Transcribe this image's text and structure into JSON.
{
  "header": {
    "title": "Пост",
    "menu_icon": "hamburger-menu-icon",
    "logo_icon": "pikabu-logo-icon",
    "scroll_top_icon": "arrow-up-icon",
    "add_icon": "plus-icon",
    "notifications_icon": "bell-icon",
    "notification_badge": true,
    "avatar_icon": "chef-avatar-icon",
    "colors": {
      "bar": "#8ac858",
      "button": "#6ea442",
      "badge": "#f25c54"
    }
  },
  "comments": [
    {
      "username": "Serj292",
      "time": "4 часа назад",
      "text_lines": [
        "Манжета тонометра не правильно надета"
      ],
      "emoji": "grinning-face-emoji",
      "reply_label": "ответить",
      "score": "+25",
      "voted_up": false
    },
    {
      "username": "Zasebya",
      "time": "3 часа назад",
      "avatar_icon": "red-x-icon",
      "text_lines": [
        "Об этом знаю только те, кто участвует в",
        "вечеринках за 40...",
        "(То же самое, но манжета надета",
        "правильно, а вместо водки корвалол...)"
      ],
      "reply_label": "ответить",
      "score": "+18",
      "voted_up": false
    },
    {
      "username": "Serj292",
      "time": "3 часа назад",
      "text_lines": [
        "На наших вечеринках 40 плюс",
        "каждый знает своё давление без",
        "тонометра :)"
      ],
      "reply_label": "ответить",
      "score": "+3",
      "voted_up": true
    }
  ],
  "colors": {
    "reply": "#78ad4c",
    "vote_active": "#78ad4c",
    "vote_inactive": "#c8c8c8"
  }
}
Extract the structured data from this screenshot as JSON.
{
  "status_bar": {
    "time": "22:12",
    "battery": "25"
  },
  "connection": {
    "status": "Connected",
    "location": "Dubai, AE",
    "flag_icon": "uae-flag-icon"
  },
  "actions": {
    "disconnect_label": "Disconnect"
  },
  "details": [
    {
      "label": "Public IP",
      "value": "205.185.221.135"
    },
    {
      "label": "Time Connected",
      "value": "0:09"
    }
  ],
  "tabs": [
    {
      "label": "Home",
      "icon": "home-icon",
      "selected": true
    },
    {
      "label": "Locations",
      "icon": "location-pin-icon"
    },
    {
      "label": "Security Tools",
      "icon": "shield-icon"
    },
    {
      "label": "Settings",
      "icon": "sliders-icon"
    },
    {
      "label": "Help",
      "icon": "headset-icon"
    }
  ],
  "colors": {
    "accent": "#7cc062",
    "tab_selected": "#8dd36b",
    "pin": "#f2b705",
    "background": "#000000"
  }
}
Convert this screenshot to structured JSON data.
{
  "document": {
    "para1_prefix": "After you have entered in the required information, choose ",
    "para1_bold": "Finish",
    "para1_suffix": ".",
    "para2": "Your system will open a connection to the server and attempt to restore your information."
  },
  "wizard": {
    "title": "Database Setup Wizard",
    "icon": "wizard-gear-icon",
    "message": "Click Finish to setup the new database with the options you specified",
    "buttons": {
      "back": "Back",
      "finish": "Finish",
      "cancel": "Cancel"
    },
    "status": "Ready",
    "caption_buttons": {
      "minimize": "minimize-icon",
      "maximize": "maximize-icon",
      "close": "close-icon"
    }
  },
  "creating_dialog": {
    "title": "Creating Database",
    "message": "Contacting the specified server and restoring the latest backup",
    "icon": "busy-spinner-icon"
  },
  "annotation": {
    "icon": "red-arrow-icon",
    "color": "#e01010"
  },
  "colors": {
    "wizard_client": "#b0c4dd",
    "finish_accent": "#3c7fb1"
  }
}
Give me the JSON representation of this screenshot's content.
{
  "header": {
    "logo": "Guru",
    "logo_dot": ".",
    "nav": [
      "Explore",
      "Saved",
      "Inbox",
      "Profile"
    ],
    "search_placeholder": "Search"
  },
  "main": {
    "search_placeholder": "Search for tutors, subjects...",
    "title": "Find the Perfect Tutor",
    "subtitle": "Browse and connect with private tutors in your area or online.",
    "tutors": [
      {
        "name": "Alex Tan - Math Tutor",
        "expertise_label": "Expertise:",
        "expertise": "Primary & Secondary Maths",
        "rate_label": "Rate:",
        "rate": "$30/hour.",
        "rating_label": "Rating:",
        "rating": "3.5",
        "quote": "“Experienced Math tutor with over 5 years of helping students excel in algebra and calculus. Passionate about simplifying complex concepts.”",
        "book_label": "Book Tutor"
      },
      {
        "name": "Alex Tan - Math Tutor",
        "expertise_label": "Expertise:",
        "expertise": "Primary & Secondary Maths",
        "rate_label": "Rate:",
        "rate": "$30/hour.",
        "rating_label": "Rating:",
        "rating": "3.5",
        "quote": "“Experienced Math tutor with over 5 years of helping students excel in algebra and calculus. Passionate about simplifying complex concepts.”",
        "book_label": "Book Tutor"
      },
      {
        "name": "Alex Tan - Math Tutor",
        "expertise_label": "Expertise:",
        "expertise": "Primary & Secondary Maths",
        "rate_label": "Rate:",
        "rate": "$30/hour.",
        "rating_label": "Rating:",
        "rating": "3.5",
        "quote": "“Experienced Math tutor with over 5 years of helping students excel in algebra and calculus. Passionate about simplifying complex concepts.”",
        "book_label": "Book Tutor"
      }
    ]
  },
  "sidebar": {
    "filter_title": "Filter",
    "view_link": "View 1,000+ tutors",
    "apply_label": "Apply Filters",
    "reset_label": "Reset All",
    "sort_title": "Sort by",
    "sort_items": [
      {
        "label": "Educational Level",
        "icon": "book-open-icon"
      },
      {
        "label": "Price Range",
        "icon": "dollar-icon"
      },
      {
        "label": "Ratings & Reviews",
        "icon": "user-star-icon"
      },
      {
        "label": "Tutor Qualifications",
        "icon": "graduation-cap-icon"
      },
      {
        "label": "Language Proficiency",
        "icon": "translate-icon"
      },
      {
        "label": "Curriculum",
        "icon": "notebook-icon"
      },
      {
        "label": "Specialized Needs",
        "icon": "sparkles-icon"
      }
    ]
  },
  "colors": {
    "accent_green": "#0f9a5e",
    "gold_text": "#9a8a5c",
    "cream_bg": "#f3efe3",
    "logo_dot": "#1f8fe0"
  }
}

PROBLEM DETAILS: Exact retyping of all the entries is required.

RESULT OF THE TASK:
Transcribe this image's text and structure into JSON.
{
  "header": {
    "title": "Пост",
    "menu_icon": "hamburger-menu-icon",
    "logo_icon": "pikabu-logo-icon",
    "scroll_top_icon": "arrow-up-icon",
    "add_icon": "plus-icon",
    "notifications_icon": "bell-icon",
    "notification_badge": true,
    "avatar_icon": "chef-avatar-icon",
    "colors": {
      "bar": "#8ac858",
      "button": "#6ea442",
      "badge": "#f25c54"
    }
  },
  "comments": [
    {
      "username": "Serj292",
      "time": "4 часа назад",
      "text_lines": [
        "Манжета тонометра не правильно надета"
      ],
      "emoji": "grinning-face-emoji",
      "reply_label": "ответить",
      "score": "+25",
      "voted_up": false
    },
    {
      "username": "Zasebya",
      "time": "3 часа назад",
      "avatar_icon": "red-x-icon",
      "text_lines": [
        "Об этом знаю только те, кто участвует в",
        "вечеринках за 40...",
        "(То же самое, но манжета надета",
        "правильно, а вместо водки корвалол...)"
      ],
      "reply_label": "ответить",
      "score": "+18",
      "voted_up": false
    },
    {
      "username": "Serj292",
      "time": "3 часа назад",
      "text_lines": [
        "На наших вечеринках 40 плюс",
        "каждый знает своё давление без",
        "тонометра :)"
      ],
      "reply_label": "ответить",
      "score": "+3",
      "voted_up": true
    }
  ],
  "colors": {
    "reply": "#78ad4c",
    "vote_active": "#78ad4c",
    "vote_inactive": "#c8c8c8"
  }
}
Extract the structured data from this screenshot as JSON.
{
  "status_bar": {
    "time": "22:12",
    "battery": "25"
  },
  "connection": {
    "status": "Connected",
    "location": "Dubai, AE",
    "flag_icon": "uae-flag-icon"
  },
  "actions": {
    "disconnect_label": "Disconnect"
  },
  "details": [
    {
      "label": "Public IP",
      "value": "205.185.221.135"
    },
    {
      "label": "Time Connected",
      "value": "0:09"
    }
  ],
  "tabs": [
    {
      "label": "Home",
      "icon": "home-icon",
      "selected": true
    },
    {
      "label": "Locations",
      "icon": "location-pin-icon"
    },
    {
      "label": "Security Tools",
      "icon": "shield-icon"
    },
    {
      "label": "Settings",
      "icon": "sliders-icon"
    },
    {
      "label": "Help",
      "icon": "headset-icon"
    }
  ],
  "colors": {
    "accent": "#7cc062",
    "tab_selected": "#8dd36b",
    "pin": "#f2b705",
    "background": "#000000"
  }
}
Convert this screenshot to structured JSON data.
{
  "document": {
    "para1_prefix": "After you have entered in the required information, choose ",
    "para1_bold": "Finish",
    "para1_suffix": ".",
    "para2": "Your system will open a connection to the server and attempt to restore your information."
  },
  "wizard": {
    "title": "Database Setup Wizard",
    "icon": "wizard-gear-icon",
    "message": "Click Finish to setup the new database with the options you specified",
    "buttons": {
      "back": "Back",
      "finish": "Finish",
      "cancel": "Cancel"
    },
    "status": "Ready",
    "caption_buttons": {
      "minimize": "minimize-icon",
      "maximize": "maximize-icon",
      "close": "close-icon"
    }
  },
  "creating_dialog": {
    "title": "Creating Database",
    "message": "Contacting the specified server and restoring the latest backup",
    "icon": "busy-spinner-icon"
  },
  "annotation": {
    "icon": "red-arrow-icon",
    "color": "#e01010"
  },
  "colors": {
    "wizard_client": "#b0c4dd",
    "finish_accent": "#3c7fb1"
  }
}
Give me the JSON representation of this screenshot's content.
{
  "header": {
    "logo": "Guru",
    "logo_dot": ".",
    "nav": [
      "Explore",
      "Saved",
      "Inbox",
      "Profile"
    ],
    "search_placeholder": "Search"
  },
  "main": {
    "search_placeholder": "Search for tutors, subjects...",
    "title": "Find the Perfect Tutor",
    "subtitle": "Browse and connect with private tutors in your area or online.",
    "tutors": [
      {
        "name": "Alex Tan - Math Tutor",
        "expertise_label": "Expertise:",
        "expertise": "Primary & Secondary Maths",
        "rate_label": "Rate:",
        "rate": "$30/hour.",
        "rating_label": "Rating:",
        "rating": "3.5",
        "quote": "“Experienced Math tutor with over 5 years of helping students excel in algebra and calculus. Passionate about simplifying complex concepts.”",
        "book_label": "Book Tutor"
      },
      {
        "name": "Alex Tan - Math Tutor",
        "expertise_label": "Expertise:",
        "expertise": "Primary & Secondary Maths",
        "rate_label": "Rate:",
        "rate": "$30/hour.",
        "rating_label": "Rating:",
        "rating": "3.5",
        "quote": "“Experienced Math tutor with over 5 years of helping students excel in algebra and calculus. Passionate about simplifying complex concepts.”",
        "book_label": "Book Tutor"
      },
      {
        "name": "Alex Tan - Math Tutor",
        "expertise_label": "Expertise:",
        "expertise": "Primary & Secondary Maths",
        "rate_label": "Rate:",
        "rate": "$30/hour.",
        "rating_label": "Rating:",
        "rating": "3.5",
        "quote": "“Experienced Math tutor with over 5 years of helping students excel in algebra and calculus. Passionate about simplifying complex concepts.”",
        "book_label": "Book Tutor"
      }
    ]
  },
  "sidebar": {
    "filter_title": "Filter",
    "view_link": "View 1,000+ tutors",
    "apply_label": "Apply Filters",
    "reset_label": "Reset All",
    "sort_title": "Sort by",
    "sort_items": [
      {
        "label": "Educational Level",
        "icon": "book-open-icon"
      },
      {
        "label": "Price Range",
        "icon": "dollar-icon"
      },
      {
        "label": "Ratings & Reviews",
        "icon": "user-star-icon"
      },
      {
        "label": "Tutor Qualifications",
        "icon": "graduation-cap-icon"
      },
      {
        "label": "Language Proficiency",
        "icon": "translate-icon"
      },
      {
        "label": "Curriculum",
        "icon": "notebook-icon"
      },
      {
        "label": "Specialized Needs",
        "icon": "sparkles-icon"
      }
    ]
  },
  "colors": {
    "accent_green": "#0f9a5e",
    "gold_text": "#9a8a5c",
    "cream_bg": "#f3efe3",
    "logo_dot": "#1f8fe0"
  }
}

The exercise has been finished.